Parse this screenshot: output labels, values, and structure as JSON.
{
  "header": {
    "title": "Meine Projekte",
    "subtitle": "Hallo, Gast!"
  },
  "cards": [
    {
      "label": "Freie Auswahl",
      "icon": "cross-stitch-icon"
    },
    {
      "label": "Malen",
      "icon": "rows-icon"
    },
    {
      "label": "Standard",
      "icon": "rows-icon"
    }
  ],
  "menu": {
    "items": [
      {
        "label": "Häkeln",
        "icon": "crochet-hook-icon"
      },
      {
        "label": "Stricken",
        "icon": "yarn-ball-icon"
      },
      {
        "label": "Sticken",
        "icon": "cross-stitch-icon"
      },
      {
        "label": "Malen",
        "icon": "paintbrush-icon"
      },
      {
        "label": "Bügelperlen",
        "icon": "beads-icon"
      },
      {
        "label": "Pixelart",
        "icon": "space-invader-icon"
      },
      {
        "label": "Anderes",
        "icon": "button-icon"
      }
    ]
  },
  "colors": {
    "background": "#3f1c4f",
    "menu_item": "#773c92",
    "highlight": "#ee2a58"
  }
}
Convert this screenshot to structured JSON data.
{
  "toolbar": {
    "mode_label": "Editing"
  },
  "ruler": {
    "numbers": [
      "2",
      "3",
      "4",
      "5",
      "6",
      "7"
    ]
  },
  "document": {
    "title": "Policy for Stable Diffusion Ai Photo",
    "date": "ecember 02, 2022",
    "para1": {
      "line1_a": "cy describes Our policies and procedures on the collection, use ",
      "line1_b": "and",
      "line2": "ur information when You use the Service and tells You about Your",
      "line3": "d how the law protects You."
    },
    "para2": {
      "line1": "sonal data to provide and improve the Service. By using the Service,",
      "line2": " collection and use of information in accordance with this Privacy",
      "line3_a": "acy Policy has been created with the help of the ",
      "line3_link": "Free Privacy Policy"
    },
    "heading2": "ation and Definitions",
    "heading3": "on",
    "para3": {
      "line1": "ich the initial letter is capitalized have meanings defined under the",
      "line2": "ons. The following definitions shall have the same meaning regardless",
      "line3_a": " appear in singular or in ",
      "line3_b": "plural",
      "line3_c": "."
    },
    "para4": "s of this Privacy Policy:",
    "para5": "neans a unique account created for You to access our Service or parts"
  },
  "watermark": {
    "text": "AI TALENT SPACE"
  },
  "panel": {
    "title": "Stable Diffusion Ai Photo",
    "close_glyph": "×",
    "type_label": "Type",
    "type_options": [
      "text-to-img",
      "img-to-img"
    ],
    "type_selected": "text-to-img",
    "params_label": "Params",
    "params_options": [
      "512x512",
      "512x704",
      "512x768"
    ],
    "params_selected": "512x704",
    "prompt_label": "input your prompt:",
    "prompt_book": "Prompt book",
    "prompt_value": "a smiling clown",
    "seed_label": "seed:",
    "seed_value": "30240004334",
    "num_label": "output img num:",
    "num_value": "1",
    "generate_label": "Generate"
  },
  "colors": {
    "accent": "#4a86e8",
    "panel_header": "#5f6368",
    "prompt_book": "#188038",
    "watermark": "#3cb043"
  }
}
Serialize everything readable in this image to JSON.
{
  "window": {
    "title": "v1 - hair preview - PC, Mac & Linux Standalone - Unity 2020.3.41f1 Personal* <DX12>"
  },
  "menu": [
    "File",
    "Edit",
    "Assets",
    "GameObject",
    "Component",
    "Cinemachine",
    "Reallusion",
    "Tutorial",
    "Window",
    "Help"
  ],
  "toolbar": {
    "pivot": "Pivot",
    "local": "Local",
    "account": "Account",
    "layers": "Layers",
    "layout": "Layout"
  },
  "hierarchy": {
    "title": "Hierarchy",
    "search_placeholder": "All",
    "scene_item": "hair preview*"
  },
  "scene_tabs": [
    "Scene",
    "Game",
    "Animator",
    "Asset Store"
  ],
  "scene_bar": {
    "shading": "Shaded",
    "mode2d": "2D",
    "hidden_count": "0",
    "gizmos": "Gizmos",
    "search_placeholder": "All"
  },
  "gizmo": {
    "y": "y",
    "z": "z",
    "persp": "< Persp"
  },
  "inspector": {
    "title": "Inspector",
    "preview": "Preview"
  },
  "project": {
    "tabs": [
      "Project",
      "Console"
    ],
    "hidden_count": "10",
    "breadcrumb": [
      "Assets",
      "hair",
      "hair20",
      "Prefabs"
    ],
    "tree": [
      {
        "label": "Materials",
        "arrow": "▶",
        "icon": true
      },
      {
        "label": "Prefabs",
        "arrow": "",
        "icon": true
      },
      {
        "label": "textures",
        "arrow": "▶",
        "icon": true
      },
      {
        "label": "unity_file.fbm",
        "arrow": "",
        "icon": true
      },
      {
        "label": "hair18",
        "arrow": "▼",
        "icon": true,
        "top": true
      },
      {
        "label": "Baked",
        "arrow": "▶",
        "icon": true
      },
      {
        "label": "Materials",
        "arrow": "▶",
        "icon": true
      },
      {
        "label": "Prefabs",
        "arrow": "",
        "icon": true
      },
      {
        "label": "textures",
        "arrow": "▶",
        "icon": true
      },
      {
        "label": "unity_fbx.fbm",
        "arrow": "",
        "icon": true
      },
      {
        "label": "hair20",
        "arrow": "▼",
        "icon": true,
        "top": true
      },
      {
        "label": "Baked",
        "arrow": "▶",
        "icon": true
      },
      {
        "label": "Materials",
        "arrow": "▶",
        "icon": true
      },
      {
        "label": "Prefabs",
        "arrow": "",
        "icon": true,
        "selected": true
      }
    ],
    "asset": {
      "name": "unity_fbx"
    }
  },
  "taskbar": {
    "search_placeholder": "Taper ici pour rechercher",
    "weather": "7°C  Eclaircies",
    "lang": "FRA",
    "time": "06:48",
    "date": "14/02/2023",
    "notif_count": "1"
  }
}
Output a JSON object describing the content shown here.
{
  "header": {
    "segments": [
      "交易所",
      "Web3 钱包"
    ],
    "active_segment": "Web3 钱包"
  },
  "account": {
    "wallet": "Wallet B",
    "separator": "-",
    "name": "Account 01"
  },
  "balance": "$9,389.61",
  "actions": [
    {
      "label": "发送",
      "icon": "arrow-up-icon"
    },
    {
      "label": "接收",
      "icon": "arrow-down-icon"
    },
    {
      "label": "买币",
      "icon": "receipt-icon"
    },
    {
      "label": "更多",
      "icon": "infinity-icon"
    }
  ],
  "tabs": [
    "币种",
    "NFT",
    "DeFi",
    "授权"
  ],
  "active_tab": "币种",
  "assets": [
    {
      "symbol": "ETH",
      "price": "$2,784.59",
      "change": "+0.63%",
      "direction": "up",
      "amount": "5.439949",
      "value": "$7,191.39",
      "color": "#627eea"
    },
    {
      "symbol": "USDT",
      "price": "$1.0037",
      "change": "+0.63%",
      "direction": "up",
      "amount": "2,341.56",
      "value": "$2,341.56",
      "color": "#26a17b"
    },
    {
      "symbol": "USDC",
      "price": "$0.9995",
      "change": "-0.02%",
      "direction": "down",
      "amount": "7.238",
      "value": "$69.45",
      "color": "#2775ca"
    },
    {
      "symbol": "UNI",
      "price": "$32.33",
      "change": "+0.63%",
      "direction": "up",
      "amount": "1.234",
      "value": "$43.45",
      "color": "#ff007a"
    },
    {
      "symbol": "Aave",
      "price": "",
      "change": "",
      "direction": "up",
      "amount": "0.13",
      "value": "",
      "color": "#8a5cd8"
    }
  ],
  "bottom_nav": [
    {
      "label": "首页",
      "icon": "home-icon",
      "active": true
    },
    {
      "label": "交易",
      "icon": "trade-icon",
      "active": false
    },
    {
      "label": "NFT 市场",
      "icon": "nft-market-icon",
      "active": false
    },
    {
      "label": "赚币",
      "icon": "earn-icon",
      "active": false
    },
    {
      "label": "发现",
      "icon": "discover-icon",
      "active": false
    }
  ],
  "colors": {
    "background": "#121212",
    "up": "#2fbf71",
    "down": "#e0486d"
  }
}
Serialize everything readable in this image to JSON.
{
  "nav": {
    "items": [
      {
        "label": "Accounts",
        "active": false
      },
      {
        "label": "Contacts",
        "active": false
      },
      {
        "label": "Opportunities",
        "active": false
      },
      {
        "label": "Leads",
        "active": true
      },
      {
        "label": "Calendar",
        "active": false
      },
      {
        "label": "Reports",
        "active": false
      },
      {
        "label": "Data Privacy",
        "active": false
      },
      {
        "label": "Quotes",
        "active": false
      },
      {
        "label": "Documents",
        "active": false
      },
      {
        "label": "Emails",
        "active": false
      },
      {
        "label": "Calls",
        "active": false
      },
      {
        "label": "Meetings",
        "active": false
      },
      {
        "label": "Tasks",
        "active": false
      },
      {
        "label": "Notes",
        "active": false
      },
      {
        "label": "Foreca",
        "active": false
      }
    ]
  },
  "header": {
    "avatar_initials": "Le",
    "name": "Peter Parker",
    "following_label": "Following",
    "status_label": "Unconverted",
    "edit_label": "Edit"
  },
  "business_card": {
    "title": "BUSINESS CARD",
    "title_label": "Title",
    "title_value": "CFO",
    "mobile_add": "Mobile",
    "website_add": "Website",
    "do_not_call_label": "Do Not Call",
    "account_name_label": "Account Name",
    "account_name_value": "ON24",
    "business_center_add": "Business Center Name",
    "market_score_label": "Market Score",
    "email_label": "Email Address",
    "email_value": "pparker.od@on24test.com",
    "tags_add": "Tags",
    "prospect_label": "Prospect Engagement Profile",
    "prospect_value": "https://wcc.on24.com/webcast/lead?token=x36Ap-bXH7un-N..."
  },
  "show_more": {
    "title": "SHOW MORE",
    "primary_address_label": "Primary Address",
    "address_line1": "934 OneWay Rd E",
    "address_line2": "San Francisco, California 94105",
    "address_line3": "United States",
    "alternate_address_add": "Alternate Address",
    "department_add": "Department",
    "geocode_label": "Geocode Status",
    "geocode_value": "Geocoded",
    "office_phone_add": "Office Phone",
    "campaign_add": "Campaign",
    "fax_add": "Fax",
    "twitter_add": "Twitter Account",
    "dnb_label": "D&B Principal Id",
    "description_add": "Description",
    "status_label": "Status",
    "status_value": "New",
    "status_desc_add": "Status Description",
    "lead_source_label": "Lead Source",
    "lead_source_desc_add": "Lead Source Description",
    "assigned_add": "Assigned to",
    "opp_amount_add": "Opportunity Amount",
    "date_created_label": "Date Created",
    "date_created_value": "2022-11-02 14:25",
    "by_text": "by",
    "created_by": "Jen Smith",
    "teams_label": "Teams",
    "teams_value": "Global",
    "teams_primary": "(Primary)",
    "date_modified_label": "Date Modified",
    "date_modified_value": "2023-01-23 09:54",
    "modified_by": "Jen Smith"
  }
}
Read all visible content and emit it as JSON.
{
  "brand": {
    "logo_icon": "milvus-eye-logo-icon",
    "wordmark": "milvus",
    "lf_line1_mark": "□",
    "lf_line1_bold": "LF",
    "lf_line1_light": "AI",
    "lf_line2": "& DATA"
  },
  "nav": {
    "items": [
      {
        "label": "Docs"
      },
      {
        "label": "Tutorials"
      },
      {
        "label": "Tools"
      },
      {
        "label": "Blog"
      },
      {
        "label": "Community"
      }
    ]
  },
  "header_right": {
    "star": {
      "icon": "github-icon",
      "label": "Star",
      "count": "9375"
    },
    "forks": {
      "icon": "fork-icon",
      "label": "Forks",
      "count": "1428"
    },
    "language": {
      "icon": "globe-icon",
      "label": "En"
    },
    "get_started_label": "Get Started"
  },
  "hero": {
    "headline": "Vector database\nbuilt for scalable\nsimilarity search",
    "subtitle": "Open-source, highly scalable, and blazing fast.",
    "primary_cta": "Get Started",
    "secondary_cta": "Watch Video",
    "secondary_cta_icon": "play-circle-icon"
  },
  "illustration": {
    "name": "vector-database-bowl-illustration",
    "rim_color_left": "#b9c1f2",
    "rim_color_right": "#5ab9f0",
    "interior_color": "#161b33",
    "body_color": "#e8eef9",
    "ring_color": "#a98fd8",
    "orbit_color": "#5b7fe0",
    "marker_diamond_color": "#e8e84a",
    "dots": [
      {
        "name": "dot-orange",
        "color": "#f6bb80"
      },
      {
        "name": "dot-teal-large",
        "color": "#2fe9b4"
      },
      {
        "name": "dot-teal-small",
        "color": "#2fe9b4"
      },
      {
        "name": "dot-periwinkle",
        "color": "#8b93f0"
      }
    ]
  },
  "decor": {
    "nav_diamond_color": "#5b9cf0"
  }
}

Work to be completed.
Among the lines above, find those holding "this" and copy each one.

Response to the task.
Parse this screenshot: output labels, values, and structure as JSON.
Convert this screenshot to structured JSON data.
      "line2": " collection and use of information in accordance with this Privacy",
    "para4": "s of this Privacy Policy:",
Serialize everything readable in this image to JSON.
Serialize everything readable in this image to JSON.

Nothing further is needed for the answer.